God bless the Internet. Without it, bands like Lunar Drive could never exist. Based in London, England, Flagstaff, AZ, and Standing Rock, SD, the members of the band almost never work in the same room, using the net and international mail to ship partially-completed songs back and forth. Their music, blending U.K.-style dance beats with various forms of traditional Native American music, is similarly forward looking.
The idea for Lunar Drive first formed when Sandy Hoover, a singer/songwriter from a small town in Colorado, drove off for parts unknown after graduating from high school, finally settling in a small town on the southern Ute reservation in Arizona and discovering traditional Native American music. After returning to Colorado to attend university and graduating with a degree in electrical engineering, Hoover followed her muse to London, where she spent her nights honing the craft of DJing on the London club scene and learning how to create her own music. In 1994, she returned to Arizona to attend a Native American Unity Festival, where she met and recorded a local Ute musician. Back in London, she transformed a sample of a speech that musician Jon Benally had given, and turned it into the single "Here at Black Rock, Arizona." Impressed, Nick Page from Transglobal Underground offered to help Hoover co-produce an album, but before work could proceed, Hoover was injured in a car accident and went to her mother's home in Arizona to recuperate.
There, Hoover hooked up again with Benally and two other local musicians, the mono-named Minkler and Kevin Locke, and completed the recording of the album Here at Black Rock Arizona, taking the name Lunar Drive after the street her mother lived on. Returning to London, Hoover and Page remixed the album and released it in 1996 on the influential U.K. dance label Nation, which licensed the disc to Beggars Banquet for U.S. release.

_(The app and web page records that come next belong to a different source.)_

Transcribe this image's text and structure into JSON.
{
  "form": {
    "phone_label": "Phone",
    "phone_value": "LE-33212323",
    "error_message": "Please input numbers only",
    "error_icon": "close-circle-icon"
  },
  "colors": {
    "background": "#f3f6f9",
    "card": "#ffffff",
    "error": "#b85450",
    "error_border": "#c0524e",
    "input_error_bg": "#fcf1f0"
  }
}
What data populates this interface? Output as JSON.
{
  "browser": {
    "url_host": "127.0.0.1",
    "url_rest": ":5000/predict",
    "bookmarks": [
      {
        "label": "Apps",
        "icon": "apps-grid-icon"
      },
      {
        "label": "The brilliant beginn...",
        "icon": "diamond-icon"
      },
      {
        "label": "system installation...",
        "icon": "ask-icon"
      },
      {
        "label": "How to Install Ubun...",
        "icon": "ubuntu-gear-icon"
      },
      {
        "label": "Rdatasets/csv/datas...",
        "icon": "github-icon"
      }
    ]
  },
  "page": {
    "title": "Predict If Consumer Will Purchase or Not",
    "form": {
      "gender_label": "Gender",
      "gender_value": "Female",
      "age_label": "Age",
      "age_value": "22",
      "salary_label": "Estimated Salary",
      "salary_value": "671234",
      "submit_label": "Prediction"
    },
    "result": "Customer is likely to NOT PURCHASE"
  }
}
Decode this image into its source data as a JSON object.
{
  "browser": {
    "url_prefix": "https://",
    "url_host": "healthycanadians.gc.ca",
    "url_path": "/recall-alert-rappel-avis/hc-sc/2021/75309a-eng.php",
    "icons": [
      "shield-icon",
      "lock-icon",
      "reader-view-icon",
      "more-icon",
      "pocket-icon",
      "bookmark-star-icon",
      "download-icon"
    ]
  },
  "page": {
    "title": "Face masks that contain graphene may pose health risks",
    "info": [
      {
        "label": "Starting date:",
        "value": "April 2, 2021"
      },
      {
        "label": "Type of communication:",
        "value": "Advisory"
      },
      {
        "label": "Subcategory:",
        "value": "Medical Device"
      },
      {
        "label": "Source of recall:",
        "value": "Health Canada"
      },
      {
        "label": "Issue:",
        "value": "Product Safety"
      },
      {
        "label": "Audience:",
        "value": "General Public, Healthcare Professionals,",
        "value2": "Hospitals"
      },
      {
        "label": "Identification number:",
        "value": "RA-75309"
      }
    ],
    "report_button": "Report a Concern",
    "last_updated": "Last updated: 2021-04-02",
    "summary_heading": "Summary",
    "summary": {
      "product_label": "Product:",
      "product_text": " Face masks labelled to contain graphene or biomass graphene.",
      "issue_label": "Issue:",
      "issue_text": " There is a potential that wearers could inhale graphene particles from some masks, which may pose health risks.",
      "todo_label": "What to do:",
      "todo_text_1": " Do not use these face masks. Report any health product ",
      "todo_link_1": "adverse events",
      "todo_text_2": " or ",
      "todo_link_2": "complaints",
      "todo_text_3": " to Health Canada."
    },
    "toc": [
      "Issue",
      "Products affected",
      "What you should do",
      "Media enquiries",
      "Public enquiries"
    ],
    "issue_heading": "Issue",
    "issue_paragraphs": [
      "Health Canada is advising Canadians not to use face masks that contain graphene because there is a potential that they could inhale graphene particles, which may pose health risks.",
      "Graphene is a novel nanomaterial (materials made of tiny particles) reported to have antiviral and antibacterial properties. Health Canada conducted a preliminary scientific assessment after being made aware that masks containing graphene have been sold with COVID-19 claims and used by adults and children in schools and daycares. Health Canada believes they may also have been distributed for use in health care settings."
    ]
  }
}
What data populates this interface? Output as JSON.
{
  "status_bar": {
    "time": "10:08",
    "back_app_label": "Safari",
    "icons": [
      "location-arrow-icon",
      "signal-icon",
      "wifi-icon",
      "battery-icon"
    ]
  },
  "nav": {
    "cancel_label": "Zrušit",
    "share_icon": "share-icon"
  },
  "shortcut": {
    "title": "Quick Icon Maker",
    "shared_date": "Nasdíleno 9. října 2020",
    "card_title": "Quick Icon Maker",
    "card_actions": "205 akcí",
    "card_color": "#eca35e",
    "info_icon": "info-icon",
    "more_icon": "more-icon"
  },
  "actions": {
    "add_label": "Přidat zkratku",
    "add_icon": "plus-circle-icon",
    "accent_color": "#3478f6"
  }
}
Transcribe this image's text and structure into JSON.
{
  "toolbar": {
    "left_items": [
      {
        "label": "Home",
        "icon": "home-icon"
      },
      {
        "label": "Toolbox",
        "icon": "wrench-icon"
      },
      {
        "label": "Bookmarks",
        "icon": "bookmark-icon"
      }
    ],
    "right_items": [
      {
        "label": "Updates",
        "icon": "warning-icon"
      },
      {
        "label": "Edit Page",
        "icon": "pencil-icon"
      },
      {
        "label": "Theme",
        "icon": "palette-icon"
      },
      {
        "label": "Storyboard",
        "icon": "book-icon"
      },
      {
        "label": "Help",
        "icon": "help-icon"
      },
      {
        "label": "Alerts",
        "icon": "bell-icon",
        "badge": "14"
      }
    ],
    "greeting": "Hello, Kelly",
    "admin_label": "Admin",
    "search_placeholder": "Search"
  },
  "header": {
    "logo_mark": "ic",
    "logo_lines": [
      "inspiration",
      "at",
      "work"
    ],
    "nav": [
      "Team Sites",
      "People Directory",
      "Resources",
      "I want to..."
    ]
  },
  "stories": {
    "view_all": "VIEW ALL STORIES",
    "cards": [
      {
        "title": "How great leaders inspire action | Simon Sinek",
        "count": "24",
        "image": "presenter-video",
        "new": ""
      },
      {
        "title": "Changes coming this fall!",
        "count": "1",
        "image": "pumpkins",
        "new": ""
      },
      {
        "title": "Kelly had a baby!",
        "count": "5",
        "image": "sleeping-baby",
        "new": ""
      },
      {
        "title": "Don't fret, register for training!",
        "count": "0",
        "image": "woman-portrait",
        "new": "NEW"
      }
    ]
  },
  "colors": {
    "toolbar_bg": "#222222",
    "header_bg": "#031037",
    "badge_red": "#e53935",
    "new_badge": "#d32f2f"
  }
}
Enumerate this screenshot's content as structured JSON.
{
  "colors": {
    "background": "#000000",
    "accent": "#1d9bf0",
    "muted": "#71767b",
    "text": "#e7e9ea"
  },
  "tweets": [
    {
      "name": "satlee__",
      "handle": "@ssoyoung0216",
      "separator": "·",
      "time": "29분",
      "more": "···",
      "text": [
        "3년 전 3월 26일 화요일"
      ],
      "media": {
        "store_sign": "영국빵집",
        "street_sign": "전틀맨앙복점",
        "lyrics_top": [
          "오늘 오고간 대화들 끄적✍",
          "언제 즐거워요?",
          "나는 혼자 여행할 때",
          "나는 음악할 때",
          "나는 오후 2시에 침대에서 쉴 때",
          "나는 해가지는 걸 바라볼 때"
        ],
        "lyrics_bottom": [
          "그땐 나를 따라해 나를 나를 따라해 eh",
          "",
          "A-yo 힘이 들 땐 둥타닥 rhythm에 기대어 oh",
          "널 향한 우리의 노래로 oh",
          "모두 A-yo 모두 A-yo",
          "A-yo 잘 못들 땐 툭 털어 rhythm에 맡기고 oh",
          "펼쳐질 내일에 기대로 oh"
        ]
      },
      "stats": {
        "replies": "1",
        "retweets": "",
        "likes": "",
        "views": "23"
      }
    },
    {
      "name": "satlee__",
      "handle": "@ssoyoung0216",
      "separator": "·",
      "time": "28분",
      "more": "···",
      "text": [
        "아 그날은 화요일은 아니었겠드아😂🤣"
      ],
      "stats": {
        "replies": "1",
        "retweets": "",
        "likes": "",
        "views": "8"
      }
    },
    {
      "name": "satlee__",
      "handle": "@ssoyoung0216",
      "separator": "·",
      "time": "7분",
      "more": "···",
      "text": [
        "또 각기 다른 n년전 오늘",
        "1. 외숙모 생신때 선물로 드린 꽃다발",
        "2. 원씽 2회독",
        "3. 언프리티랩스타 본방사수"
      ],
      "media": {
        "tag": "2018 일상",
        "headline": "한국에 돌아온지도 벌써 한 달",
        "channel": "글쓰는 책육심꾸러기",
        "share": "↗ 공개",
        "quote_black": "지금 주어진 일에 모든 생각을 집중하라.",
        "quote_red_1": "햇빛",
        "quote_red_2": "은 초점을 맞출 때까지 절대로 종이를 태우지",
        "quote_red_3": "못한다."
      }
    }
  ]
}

Lunar Drive returned in 1999 with All Together Here, featuring Hoover working with several new partners, primarily Ed Walksnice, a Cheyenne singer and rapper from Montana; Rey Cantil, a Filipino Navajo singer from Arizona; and Rueben Fast Horse, a Lakota flutist and drummer from South Dakota, as well as new co-producer and engineer David White, from London.